Visit Your Local PBS Station PBS Home PBS Home Programs A-Z TV Schedules Watch Video Donate Shop PBS Search PBS

SUPPORT PROVIDED BY

Support ANTIQUES ROADSHOW by supporting public television! Give Today
  • ON TV
  • ON TOUR
  • WATCH ONLINE
  • WEB EXCLUSIVES
  • RESOURCES
  • SHOP
  • The Roadshow Archive

    Mt. Washington Sweetmeat Jar, ca. 1884

    Appraised Value:

    $2,000

    Appraised on: June 26, 2004

    Appraised in: St. Paul, Minnesota

    Appraised by: Kathleen Bailey

    Category: Glass

    Episode Info: St. Paul, Hour 3 (#903)

    Originally Aired: January 17, 2005

    slideshow IMAGE: 1 of 1  

    More Like This:

    Form: Jar
    Period / Style: 19th Century
    Value Range: $2,000

    Related Links:

    Understanding Our Appraisals
    Useful tips to keep in mind when watching ANTIQUES ROADSHOW

    Comment

    Appraisal Video: (2:36)

    appraiser

    Appraised By:

    Kathleen Bailey
    Glass, Pottery & Porcelain, Silver
    Antique Dealer & Certified Appraiser

    Appraisal Transcript:
    GUEST: I got this piece from my great-grandmother. It came to me by her son to my uncle and then to me. I really thought it was unusual and pretty and feminine, and it spoke to me.

    APPRAISER: Well, that's wonderful. It's a sweetmeat jar, which is basically for candies. And you had mentioned that you did a little bit of research.

    GUEST: I had looked through a little antique guidebook that I had that talked about art glass, and it said that there was some kind of... I can't remember the name of it, but Mount Washington glass, that pink into yellow, it was kind of a neat thing.

    APPRAISER: Well, I think what you found when you were researching was Burmese glass.

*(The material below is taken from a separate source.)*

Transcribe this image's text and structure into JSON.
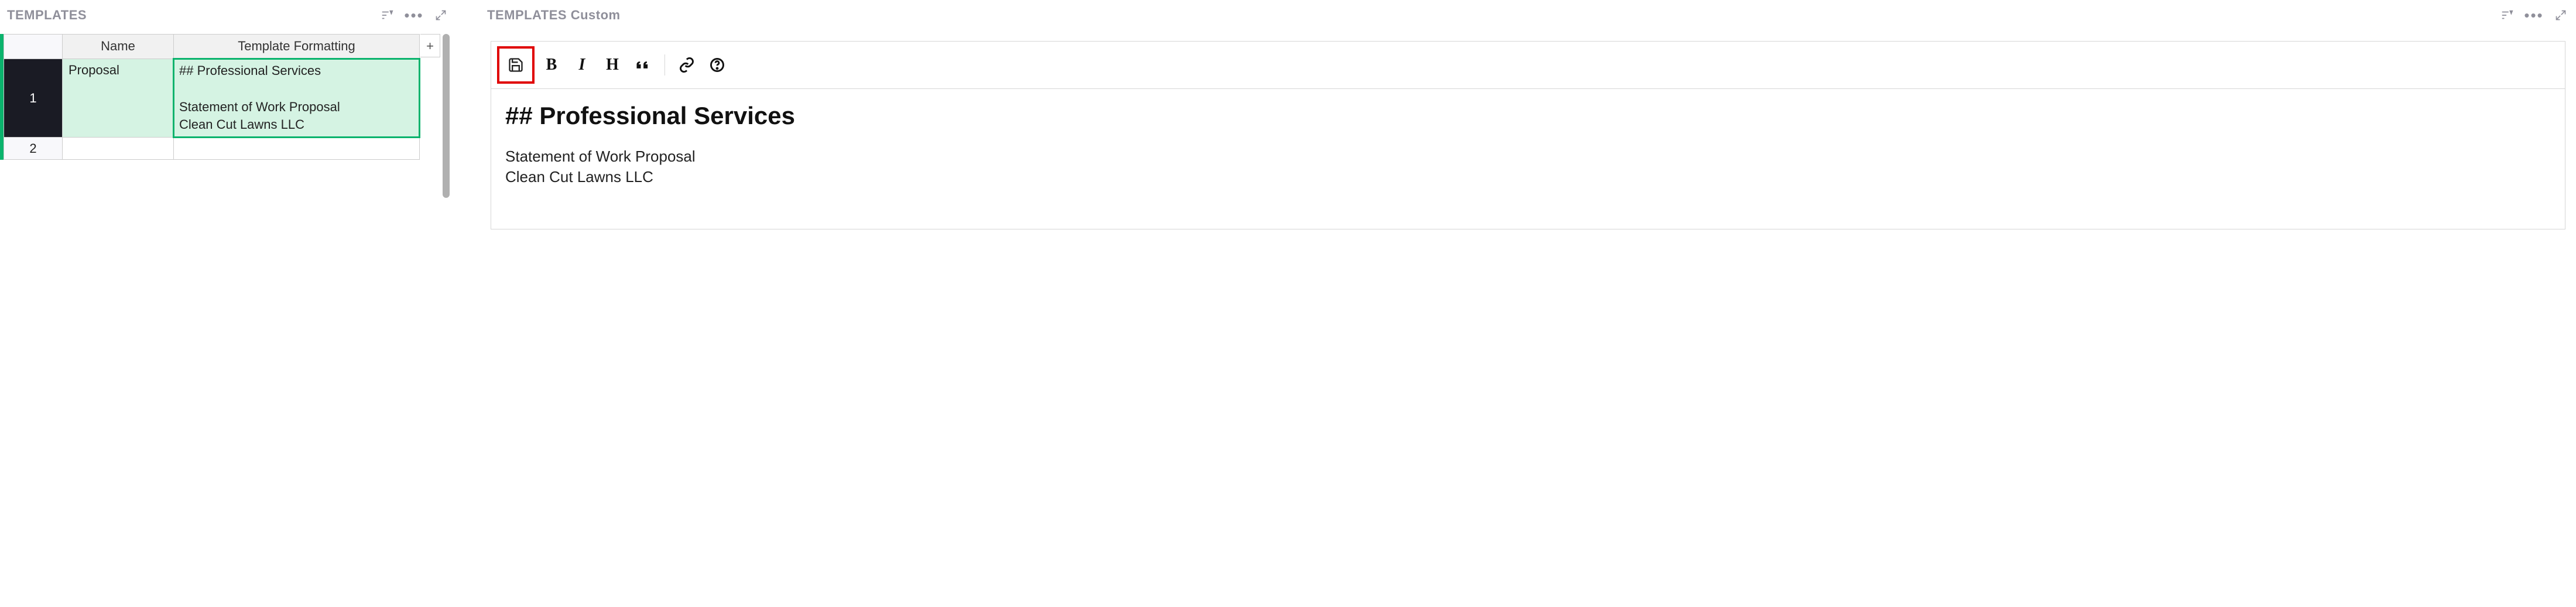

    GUEST: That's the word.

    APPRAISER: That was the word, "Burmese." Well, what you have here is a piece of Mount Washington glass. This glass was designed by Frederick Shirley of Mount Washington Glass, and they were located in Massachusetts. And Mount Washington Glass eventually was bought out by Pairpoint Glass, and this would have been about 1884.

    GUEST: Oh, my gosh.

    APPRAISER: So it's an early piece.

    GUEST: Wow.

    APPRAISER: And this intrigued me when I saw it, this pattern, and I was thinking it was octopus, um... but it's a starfish. And it's all the way around. We have three sections of jeweled area of starfish, and that's what caught my eye.

    GUEST: Oh, wow.

    APPRAISER: Under this is a hobnail. It's hard to see because it's blended into the glass, but it is considered hobnail. And um, this used to be called Albertine glass, but now it's commonly called Crown Milano.

    GUEST: Crown Milano.

    APPRAISER: Yes. The lid and the bail handle-- that's silverplate. Now, you started off on your research, and you were almost there, but not quite. Well, if you're able to get this cleaned up, this is a comfortable piece at $2,000.

    GUEST: (gasps) Are you kidding?

    APPRAISER: If you can't clean it up, then you might have to have a professional do a little resilvering. You might have to spend a little money to bring it up to that two.

    GUEST: Oh, my gosh.

    APPRAISER: It's a wonderful, wonderful piece.

    GUEST: It is. I just can't believe it.

    APPRAISER: Aren't you happy?

    GUEST: I'm going to cry.




    WGBH This website is produced for PBS Online by WGBH Boston. ©1997-2014 WGBH Educational Foundation.
    ANTIQUES ROADSHOW is a trademark of the BBC and is produced for PBS by WGBH under license from BBC Worldwide.
    WGBH and PBS are not responsible for the content of websites linked to or from ANTIQUES ROADSHOW Online.
    PBS is a 501(c)(3) not-for-profit organization.

    ROADSHOW on Facebook ROADSHOW Tweets ROADSHOW on YouTube